Must snooze and rest feet now eyes closing - oh help more teens and party time in our kitchen with lots of giggling from visiting lasses and grunts and showing off from our three lads - which is in turn making our overtired dog bark and dance in circles - so maybe not!?



Hi Julie,

I had to read this through a few times so my pea sized brain could take it in!So, your bit about

''The brain turns messages from sensitised nerves (from the damage/stimulus) into the pain we feel. Nerves from the brain can increase and decrease sensitivity of areas in the spinal cord. This means processes in the brain (for example, thoughts, feelings, past experience, attitude) can influence pain.''

As I mentioned in your previous blog, I tried something called Mickle Therapy for Fybromyalgia, in a roundabout way this uses a very similiar theory, I am so glad you mention it has been proven as I was starting to think it was all in my head!

It has worked for me, not with RA pain as such, it's hard to explain but I remember being at my worst, you know, when you can't move and the pain is shooting through in spasms and realising that some of the pain experienced was similiar to that of fibomyalgia, because I suffered from this years previously I was able to tell which sort of pain belonged to either RA or fybro,

so.............(sorry) I put into practise what I had done to help me with fybro and somehow it really helped.

It is hard for me to explain how to do this and the website would prob explain it better, it's a type of Cognitive behavior therapy and it has made my life so much better.

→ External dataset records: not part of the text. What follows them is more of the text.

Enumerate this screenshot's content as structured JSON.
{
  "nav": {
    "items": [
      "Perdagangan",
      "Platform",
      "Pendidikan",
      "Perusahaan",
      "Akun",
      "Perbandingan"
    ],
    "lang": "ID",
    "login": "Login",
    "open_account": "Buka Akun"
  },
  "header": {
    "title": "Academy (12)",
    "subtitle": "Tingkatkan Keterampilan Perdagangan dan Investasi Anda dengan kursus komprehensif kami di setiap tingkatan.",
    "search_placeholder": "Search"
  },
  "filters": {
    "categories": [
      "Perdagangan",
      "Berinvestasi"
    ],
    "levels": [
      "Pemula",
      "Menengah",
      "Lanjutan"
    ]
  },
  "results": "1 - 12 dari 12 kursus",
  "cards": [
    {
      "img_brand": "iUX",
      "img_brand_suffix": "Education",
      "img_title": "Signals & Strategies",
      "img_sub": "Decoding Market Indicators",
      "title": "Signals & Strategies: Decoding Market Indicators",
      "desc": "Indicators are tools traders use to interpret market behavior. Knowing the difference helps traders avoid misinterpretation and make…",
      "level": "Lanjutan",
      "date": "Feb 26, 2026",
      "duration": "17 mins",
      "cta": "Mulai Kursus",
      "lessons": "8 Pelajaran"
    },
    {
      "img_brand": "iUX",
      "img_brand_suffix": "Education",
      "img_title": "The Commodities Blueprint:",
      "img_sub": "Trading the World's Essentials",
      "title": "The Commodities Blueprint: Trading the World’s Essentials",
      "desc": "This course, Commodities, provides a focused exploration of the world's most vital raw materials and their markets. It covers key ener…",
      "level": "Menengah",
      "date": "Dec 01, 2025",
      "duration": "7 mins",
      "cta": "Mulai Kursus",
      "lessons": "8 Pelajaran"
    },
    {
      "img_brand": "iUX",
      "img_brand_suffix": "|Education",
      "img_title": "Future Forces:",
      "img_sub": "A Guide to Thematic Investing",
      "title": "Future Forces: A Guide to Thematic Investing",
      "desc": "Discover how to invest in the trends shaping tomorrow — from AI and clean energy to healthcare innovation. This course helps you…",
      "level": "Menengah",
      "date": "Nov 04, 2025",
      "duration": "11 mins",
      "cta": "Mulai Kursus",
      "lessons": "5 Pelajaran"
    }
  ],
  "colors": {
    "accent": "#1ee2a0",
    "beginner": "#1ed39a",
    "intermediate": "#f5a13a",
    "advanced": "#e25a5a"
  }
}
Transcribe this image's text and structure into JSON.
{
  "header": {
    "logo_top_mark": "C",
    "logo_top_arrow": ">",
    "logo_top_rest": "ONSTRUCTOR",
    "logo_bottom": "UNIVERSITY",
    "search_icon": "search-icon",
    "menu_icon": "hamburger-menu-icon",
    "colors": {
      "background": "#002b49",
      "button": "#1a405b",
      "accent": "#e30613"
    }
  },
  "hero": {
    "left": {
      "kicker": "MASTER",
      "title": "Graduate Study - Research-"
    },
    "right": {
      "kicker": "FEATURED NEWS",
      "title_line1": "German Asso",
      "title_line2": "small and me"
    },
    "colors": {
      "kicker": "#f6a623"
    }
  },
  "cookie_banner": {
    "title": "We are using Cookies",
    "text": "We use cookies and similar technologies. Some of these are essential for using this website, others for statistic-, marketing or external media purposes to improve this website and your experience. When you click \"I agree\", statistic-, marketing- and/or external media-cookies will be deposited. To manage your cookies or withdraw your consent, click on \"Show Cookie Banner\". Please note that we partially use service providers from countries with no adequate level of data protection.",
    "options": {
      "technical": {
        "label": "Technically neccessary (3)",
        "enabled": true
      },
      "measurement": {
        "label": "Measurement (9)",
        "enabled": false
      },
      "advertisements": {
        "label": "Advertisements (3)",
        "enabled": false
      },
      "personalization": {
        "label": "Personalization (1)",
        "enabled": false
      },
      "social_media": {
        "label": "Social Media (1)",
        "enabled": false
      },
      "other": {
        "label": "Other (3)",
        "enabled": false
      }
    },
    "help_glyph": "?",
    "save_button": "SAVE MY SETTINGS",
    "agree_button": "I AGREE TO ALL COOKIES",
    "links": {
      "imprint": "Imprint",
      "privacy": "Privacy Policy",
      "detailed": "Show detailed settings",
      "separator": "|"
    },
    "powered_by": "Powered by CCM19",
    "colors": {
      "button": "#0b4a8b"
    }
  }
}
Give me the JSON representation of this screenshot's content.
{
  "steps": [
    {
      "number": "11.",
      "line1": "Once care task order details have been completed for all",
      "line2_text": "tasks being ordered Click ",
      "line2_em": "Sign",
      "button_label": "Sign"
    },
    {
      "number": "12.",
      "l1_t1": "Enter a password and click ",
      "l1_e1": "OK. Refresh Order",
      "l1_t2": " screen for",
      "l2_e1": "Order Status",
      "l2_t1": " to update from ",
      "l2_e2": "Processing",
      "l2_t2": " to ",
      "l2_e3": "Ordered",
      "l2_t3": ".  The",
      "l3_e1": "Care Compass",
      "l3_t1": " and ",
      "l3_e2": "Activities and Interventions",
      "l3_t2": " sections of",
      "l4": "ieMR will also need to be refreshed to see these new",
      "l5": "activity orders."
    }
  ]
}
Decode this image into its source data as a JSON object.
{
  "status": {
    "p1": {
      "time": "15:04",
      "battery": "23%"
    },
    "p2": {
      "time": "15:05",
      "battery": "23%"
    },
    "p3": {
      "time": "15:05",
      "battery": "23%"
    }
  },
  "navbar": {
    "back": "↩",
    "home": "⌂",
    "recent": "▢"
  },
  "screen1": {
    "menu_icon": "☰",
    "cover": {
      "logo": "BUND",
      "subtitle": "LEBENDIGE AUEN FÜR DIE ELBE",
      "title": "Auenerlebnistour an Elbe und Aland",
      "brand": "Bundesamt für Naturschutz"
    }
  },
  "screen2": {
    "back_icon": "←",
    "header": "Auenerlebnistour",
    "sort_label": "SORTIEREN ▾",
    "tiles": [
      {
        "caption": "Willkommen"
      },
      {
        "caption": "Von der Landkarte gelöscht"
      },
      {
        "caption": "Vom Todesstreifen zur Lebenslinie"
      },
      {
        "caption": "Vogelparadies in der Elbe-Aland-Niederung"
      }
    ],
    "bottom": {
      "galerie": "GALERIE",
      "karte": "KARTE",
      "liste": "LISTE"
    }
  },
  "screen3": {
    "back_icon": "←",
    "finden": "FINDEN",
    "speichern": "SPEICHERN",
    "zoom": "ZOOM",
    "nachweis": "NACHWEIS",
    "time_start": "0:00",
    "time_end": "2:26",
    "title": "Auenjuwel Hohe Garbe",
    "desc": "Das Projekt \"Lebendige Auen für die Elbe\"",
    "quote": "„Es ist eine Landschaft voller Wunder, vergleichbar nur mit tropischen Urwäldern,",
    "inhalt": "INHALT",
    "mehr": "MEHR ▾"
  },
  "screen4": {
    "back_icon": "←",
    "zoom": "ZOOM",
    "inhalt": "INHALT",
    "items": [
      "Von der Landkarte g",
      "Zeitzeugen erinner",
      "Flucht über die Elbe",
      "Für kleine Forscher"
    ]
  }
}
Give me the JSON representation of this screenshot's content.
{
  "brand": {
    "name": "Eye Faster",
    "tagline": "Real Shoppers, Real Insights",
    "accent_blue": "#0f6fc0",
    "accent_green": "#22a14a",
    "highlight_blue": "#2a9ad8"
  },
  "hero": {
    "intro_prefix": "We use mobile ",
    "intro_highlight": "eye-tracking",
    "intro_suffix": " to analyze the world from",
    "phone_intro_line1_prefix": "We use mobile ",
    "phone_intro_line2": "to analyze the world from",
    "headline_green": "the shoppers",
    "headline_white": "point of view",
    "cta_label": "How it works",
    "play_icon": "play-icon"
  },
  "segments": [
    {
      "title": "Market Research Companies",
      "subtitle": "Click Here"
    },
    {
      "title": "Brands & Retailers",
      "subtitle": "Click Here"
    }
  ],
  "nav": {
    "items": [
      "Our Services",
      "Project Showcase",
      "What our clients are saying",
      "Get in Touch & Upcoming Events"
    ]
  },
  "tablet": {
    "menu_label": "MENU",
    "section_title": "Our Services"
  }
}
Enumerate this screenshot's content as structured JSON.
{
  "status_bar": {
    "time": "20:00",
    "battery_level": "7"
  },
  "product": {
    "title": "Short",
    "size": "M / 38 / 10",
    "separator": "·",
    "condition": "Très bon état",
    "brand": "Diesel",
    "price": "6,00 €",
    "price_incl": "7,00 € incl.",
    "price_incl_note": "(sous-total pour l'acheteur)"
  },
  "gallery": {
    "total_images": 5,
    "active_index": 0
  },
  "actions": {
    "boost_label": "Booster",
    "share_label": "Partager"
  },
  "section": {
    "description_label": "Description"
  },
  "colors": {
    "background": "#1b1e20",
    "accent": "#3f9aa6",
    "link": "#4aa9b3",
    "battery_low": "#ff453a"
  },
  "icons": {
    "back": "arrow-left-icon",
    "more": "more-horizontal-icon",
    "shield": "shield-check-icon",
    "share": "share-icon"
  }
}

In a way I think it has really helped me come to terms with RA.

If anyones interested I would be more than happy to drone a bit more but it's such a personal subject.

I used to bottle things up so much, leading to horrid anxiety therefore causing emotional pain leading to (as you mentioned above) the brain sending sensitised messages into pain. By following simple steps recommended by my therapist I was able to deal with my emotions better resulting in being free from fybromyalgia pain for years..... then with RA hitting and the anxiety that goes with it it did creep back, but not now, just the RA to deal with!!

Gosh, if your still having sleeping problems I think I may have just managed to send you off!!!! zzzzzzzzzzzz


No No, not at all. I have just been looking at the Mickel Therapy Website. Unfortunately, it looks like you have to sign up to something before you can get any gist on what it is aboutor how to do it.

However, as you say, it sounds very much like the theory being expounded by my authority's Pain Management Service. What you say seems to be correct, emotions and stress certainly affect your pain levels and one's attitude to pain too. I could have just said this in the first place, but I think that over simplifies the theory, although I believe the method is simple! I sound confusing... but I think people understand and follow what I mean.

Sounds like you have proved it works. Now all I want to know is how do you do it, and how do I know what pain is appropriate? Does that make sense? Or is it a case of practising it and it helps what it is supposed to help?

Interestingly enough. - excuse me I am waffling on again - I have just spent the night without painkillers... I think I will blog what happened because this is going on a bit....

Julie xxx


You may also like...